Most people, regardless of faith, seem familiar with the tale of Samson and Delilah: the tragic hero seduced by a woman hired to discover the secrets to his strength in order to make him fall.
This March, the New Orleans Opera Association breathes life into the story, composed by Frenchman Camille Saint-Saëns in partnership with librettist Ferdinand Lemaire. Based on the Biblical tale found in Chapter 16 of the Book of Judges (Old Testament), Samson and Delilah is the only Saint-Saëns opera performed regularly.
The show is a grand opera, performed in three acts, four scenes:
Act I opens in Palestine, 1150 B.C. Faithful leader Samson demonstrates his courage for a group of Hebrews praying for freedom from the Philistines. Observing Samson's unusually impressive faith, the High Priest of Dagon curses him and the Hebrews. Dagon plots to use the beauty of Delilah to defeat Samson's elaborate sense of strength through seduction. Armed with prophetic warnings against her, Samson prays for God's guidance is resisting Delilah's charms.
Delilah leads Act II with a song of victory. She knows her sensual magic has worked on Samson, and delights his following her rather than leading a revolution against the Philistines. It is revealed that she cares not for the riches promised by the High Priest in exchange for Samson. Instead, she is driven by revenge, hatred toward Hebrews, and a desire to hurt Samson. She's determined to discover Samson's secret, and moves to convince him to reveal it as an act of trust in his love for her.
Though Samson resists several times, he eventually reveals that his long hair is the secret. Delilah summons the Philistine soldiers, who abruptly arrive and capture Samson. By the start of Act III, Samson's hair has been shaved, and he's blind and shackled. He prays for those suffering as a result of his sinful actions, and offers his life in sacrifice.
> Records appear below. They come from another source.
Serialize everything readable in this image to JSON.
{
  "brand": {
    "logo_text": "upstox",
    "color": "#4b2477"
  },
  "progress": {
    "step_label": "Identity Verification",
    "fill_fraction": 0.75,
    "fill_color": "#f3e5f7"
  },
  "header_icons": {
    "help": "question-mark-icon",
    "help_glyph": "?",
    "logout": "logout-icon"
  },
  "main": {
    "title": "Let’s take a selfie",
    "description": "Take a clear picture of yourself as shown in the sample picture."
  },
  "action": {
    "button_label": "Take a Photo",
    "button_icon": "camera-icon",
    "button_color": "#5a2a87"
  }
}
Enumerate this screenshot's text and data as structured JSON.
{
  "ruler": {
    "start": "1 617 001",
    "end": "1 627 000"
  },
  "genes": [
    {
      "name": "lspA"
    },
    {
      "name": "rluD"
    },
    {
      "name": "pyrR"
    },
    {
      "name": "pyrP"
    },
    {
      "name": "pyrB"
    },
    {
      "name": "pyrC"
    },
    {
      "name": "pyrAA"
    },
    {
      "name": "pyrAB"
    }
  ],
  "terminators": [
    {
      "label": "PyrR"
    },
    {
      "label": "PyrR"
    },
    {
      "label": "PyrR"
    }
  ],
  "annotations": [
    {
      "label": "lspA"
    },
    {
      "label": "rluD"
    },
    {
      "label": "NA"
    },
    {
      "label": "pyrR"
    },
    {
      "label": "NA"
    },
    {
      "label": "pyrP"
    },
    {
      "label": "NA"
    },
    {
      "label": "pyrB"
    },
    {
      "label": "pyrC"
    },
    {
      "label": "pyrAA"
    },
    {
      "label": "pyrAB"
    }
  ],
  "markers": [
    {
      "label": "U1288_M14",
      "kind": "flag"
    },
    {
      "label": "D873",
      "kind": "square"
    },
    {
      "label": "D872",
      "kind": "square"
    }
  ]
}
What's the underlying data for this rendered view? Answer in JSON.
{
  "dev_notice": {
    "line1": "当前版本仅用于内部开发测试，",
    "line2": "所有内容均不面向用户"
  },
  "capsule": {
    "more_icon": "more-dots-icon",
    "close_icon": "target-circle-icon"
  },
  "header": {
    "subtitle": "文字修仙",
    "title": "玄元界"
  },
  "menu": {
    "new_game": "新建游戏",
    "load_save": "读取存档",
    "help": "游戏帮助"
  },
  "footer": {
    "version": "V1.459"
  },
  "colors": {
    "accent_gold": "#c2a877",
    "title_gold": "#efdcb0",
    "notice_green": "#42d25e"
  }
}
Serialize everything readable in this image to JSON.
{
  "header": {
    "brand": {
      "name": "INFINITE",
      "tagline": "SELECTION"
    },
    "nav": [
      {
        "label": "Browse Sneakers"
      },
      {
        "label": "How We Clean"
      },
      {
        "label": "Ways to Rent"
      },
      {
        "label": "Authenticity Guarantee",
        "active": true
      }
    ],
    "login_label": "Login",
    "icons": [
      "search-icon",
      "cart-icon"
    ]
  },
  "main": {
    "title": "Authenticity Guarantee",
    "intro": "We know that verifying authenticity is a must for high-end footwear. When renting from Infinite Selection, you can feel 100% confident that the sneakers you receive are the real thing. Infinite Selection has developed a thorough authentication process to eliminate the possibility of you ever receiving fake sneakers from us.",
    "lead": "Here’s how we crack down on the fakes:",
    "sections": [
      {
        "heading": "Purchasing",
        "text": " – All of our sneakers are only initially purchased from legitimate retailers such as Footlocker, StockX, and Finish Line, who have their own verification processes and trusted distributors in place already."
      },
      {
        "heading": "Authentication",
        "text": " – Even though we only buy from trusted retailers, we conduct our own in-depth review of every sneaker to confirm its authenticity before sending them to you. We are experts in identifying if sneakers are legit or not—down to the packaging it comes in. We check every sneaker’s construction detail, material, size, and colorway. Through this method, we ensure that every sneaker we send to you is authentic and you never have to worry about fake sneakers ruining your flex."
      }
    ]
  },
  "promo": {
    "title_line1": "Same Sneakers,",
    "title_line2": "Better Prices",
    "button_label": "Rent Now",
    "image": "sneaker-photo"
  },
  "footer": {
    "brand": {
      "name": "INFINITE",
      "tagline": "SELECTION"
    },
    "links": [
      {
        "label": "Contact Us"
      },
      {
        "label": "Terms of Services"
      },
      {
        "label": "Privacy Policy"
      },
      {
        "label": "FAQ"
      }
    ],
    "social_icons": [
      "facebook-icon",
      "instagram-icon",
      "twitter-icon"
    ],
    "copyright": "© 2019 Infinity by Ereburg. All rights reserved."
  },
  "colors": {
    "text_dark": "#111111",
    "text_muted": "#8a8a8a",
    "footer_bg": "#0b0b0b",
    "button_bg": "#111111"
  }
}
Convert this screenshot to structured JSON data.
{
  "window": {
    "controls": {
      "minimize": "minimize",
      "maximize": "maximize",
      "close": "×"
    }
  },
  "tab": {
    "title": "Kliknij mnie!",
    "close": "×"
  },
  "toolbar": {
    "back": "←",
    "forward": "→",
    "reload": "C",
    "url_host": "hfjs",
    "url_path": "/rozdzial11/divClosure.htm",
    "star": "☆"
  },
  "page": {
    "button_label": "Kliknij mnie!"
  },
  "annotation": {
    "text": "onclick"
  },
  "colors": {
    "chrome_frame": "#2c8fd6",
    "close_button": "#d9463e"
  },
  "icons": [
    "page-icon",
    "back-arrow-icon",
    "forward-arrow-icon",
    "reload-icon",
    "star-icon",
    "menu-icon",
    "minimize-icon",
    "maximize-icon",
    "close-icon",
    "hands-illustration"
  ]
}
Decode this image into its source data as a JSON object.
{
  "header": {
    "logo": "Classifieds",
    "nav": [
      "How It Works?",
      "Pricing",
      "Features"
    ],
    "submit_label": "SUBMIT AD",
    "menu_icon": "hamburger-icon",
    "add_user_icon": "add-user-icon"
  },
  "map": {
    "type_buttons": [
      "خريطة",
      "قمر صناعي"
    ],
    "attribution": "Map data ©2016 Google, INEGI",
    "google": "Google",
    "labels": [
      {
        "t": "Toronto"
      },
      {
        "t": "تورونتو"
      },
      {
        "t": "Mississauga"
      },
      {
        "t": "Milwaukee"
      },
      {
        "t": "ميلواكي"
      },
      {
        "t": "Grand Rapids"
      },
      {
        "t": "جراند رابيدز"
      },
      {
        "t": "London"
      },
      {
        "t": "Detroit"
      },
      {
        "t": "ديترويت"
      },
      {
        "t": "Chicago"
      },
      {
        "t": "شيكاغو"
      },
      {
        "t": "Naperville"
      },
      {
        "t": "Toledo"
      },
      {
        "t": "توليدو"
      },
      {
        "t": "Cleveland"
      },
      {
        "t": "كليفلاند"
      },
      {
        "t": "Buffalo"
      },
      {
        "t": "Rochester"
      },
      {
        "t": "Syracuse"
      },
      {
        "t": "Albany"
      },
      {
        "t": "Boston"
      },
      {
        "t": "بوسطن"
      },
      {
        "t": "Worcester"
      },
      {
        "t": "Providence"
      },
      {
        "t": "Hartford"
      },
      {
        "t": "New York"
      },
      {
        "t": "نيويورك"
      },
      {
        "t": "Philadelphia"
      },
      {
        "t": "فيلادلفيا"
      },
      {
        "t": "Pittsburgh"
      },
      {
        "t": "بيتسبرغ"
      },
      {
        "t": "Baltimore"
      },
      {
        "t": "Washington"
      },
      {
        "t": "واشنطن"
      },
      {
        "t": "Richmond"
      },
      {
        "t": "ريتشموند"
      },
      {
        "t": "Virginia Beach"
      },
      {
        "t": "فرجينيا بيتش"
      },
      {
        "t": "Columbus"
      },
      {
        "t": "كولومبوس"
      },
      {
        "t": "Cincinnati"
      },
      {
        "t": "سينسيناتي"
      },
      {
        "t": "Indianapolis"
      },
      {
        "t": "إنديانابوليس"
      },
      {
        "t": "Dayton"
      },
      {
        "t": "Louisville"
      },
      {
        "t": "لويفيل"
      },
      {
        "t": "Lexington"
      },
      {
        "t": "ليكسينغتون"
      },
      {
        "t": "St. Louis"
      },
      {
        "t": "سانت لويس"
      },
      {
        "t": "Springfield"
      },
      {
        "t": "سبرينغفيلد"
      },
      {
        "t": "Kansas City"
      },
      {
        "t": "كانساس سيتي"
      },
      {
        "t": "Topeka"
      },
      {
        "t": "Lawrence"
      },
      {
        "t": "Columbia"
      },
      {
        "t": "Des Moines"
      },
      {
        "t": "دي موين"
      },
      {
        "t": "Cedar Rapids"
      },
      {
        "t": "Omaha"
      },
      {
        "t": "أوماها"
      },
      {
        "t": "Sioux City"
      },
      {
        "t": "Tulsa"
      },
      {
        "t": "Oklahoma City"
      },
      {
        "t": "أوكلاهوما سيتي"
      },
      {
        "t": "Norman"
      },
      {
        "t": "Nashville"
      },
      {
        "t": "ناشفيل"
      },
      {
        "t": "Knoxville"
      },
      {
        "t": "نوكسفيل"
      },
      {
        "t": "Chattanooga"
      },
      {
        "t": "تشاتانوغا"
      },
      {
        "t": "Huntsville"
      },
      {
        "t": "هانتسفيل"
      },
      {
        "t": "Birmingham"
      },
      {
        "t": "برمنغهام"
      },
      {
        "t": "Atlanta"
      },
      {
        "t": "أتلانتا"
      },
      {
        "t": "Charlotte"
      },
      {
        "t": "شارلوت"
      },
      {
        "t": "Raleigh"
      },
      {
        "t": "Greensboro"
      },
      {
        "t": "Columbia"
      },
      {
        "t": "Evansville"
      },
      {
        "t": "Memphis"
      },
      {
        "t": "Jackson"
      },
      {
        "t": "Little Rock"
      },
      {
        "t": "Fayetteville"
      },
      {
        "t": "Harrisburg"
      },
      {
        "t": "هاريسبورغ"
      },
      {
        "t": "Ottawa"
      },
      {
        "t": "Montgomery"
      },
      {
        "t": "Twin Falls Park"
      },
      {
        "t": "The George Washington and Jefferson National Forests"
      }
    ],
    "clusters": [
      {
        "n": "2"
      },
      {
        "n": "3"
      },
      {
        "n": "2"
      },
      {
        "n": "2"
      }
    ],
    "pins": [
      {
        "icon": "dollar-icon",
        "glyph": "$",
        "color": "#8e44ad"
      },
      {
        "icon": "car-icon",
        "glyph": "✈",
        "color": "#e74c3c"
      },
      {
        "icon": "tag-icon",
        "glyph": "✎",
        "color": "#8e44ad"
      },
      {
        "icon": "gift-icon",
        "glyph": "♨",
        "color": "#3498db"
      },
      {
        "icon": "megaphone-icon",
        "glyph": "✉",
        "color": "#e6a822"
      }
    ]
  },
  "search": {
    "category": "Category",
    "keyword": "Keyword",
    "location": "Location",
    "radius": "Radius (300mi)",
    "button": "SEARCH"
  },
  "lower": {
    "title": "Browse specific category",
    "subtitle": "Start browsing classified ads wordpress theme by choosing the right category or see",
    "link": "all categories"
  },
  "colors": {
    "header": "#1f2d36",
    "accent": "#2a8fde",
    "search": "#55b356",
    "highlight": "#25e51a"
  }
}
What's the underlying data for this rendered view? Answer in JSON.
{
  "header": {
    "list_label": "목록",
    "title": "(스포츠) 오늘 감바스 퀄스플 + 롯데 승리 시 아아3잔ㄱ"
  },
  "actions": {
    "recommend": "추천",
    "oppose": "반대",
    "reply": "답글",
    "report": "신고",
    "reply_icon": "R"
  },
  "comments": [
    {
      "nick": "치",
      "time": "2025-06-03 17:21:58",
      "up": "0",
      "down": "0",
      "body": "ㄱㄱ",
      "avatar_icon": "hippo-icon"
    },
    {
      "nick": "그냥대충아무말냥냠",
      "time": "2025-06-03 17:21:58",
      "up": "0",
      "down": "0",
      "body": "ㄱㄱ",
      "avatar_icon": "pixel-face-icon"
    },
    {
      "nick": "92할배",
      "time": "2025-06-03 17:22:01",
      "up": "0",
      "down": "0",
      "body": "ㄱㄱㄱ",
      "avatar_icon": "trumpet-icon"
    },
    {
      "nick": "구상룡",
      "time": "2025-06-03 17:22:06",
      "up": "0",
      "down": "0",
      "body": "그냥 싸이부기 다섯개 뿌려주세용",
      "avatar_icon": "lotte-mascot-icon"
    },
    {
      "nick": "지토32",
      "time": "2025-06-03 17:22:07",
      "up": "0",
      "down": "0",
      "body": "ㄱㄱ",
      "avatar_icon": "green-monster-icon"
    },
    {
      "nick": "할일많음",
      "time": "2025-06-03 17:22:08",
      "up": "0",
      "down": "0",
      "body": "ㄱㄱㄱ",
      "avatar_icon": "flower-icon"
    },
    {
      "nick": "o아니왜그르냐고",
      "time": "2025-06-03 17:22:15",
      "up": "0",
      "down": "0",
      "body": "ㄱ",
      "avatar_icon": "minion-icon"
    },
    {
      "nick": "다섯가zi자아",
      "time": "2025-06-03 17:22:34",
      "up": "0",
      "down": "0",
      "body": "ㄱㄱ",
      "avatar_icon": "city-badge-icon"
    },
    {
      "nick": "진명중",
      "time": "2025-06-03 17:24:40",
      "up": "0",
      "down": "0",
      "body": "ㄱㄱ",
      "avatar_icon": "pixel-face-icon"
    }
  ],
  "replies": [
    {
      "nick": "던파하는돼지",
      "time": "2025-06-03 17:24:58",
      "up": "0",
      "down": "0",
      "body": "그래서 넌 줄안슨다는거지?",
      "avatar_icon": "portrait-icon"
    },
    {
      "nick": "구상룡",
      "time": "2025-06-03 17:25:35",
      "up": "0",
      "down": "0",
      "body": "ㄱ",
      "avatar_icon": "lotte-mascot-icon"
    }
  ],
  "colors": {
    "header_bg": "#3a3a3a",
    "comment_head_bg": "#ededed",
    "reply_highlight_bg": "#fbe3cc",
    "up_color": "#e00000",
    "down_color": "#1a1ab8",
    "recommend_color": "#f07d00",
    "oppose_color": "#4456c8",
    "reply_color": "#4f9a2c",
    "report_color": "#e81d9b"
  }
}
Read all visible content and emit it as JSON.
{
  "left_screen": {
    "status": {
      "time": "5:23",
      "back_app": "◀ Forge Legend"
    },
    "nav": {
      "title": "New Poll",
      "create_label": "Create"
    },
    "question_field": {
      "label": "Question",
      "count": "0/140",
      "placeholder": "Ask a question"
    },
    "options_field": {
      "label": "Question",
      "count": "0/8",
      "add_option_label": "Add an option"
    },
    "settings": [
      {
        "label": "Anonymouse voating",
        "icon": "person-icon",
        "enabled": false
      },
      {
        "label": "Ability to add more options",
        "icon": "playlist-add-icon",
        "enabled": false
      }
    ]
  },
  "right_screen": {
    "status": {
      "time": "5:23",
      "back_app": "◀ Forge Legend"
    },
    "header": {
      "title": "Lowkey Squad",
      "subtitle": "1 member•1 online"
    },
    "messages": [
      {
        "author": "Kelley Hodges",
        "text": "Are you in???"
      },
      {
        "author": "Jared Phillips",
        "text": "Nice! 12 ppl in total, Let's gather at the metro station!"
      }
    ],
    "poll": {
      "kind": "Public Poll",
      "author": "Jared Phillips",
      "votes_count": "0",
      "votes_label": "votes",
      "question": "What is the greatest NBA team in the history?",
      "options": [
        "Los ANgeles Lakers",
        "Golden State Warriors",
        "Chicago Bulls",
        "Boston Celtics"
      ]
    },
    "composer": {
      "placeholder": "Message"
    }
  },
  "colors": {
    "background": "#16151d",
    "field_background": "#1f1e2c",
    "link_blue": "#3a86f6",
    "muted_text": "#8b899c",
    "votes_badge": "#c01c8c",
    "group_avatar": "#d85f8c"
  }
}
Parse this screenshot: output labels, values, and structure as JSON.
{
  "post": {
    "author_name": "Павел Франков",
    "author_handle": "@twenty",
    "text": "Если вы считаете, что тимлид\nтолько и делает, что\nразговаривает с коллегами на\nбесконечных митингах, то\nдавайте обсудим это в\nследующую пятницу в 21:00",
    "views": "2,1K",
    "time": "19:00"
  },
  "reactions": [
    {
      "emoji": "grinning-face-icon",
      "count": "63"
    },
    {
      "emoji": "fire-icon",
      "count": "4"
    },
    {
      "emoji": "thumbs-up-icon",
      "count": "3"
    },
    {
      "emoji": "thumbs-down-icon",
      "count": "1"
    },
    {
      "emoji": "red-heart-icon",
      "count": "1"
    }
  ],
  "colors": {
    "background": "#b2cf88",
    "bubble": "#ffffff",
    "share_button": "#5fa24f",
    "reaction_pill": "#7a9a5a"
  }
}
The scene changes to Dagon in his temple. The Philistines prepare to celebrate their victory over Samson. Samson is led toward Dagon by a boy and instructed to kneel before the High Priest. Instead, he asks the boy to lead him toward to a pair of pillars—the main support for the Philistine temple. Once there, Samson prays for restoration of his strength. He pulls the pillars down, crushing both himself and his enemies.
Directed by Robert Lyall, Samson and Delilah will be sung in French, with English surtitles. Two performances are scheduled for Friday, 15 March (8pm) and Sunday, 17 March (2:30pm). Tickets are on sale now through neworleansopera.org for as low as $25.
An hour prior to curtain, George Dansker—Reference Librarian at New Orleans Public Library—will deliver a Nuts & Bolts lecture on the Opera with all the expertise you need to know about Samson and Delilah.
Production sponsorship comes from Peoples Health.